## WHAT TO WORK ON
If a line in the entries below includes "Records", show that line.

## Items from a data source
---

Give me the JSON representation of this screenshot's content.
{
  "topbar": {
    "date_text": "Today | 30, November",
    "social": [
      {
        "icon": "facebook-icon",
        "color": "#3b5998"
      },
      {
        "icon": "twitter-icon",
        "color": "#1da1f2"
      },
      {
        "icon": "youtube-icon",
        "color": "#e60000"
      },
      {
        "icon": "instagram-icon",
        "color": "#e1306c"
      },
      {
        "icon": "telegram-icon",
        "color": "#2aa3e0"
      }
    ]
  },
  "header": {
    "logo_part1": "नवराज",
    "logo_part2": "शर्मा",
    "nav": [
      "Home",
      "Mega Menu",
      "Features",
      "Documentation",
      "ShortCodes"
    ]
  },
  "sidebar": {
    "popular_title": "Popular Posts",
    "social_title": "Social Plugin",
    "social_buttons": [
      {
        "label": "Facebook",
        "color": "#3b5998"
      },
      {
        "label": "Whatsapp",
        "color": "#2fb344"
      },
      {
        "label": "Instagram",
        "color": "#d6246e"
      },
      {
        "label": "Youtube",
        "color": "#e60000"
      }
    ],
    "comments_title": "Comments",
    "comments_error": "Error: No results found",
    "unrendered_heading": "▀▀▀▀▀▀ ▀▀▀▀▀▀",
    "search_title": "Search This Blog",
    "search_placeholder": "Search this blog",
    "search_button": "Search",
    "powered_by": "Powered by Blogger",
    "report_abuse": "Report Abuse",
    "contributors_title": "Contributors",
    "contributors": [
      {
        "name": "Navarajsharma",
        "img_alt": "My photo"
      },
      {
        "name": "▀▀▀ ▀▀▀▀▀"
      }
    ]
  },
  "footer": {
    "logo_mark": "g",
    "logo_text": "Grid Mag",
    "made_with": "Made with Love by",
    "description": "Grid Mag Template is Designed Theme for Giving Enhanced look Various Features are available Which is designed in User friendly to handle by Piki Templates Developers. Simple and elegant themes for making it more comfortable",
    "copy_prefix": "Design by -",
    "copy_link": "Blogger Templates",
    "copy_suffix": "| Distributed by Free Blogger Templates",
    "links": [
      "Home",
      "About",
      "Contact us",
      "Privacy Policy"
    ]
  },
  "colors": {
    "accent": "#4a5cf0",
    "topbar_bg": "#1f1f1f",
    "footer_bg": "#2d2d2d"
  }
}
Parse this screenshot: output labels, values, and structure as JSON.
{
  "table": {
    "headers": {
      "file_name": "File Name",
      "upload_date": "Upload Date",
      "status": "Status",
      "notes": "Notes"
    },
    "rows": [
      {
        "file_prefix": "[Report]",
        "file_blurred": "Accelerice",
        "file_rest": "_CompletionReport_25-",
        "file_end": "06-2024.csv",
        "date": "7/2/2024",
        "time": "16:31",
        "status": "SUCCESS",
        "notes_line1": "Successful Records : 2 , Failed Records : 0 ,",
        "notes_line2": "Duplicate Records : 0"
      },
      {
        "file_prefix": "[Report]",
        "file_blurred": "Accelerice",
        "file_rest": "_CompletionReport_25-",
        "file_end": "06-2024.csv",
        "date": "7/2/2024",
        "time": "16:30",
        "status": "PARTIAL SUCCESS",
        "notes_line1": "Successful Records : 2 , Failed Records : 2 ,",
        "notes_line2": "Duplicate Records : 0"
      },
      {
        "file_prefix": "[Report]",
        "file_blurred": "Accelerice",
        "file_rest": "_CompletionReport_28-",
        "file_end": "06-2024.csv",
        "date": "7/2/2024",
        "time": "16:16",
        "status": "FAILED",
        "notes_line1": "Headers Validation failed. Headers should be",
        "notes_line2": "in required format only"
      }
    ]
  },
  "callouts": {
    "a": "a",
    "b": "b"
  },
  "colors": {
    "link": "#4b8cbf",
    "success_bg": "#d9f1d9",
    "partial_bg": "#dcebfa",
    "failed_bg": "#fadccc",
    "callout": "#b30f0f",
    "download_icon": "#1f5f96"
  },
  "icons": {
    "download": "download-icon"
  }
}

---

## EXERCISE RESULT
        "notes_line1": "Successful Records : 2 , Failed Records : 0 ,",
        "notes_line2": "Duplicate Records : 0"
        "notes_line1": "Successful Records : 2 , Failed Records : 2 ,",
        "notes_line2": "Duplicate Records : 0"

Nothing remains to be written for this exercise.